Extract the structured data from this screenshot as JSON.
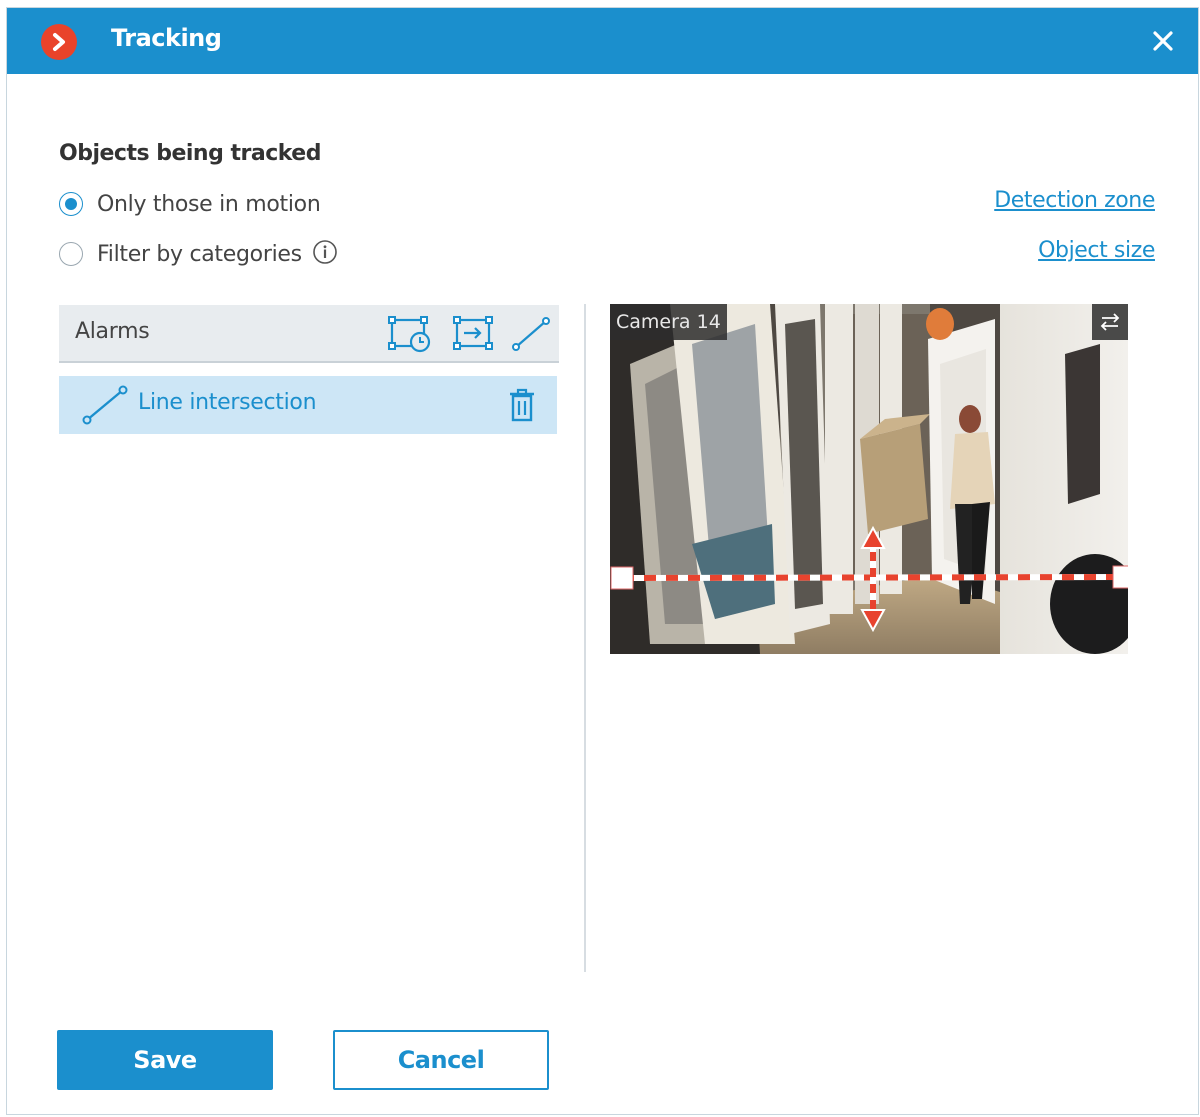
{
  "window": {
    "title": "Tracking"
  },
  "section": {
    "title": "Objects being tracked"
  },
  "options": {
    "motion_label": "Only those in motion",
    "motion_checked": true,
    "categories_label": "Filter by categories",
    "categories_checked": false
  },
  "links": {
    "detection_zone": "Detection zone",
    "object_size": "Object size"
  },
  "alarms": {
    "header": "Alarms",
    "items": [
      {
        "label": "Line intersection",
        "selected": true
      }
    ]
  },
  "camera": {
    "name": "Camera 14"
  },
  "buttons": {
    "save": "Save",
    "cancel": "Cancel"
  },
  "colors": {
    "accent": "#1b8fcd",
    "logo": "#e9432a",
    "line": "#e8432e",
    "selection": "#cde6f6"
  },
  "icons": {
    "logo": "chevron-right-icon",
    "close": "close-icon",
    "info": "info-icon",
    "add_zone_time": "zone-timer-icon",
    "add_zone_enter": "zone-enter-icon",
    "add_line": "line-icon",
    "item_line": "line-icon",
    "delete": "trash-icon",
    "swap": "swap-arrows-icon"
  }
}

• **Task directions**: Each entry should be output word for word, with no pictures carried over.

• **Answer box**:
Extract the structured data from this screenshot as JSON.
{
  "window": {
    "title": "Tracking"
  },
  "section": {
    "title": "Objects being tracked"
  },
  "options": {
    "motion_label": "Only those in motion",
    "motion_checked": true,
    "categories_label": "Filter by categories",
    "categories_checked": false
  },
  "links": {
    "detection_zone": "Detection zone",
    "object_size": "Object size"
  },
  "alarms": {
    "header": "Alarms",
    "items": [
      {
        "label": "Line intersection",
        "selected": true
      }
    ]
  },
  "camera": {
    "name": "Camera 14"
  },
  "buttons": {
    "save": "Save",
    "cancel": "Cancel"
  },
  "colors": {
    "accent": "#1b8fcd",
    "logo": "#e9432a",
    "line": "#e8432e",
    "selection": "#cde6f6"
  },
  "icons": {
    "logo": "chevron-right-icon",
    "close": "close-icon",
    "info": "info-icon",
    "add_zone_time": "zone-timer-icon",
    "add_zone_enter": "zone-enter-icon",
    "add_line": "line-icon",
    "item_line": "line-icon",
    "delete": "trash-icon",
    "swap": "swap-arrows-icon"
  }
}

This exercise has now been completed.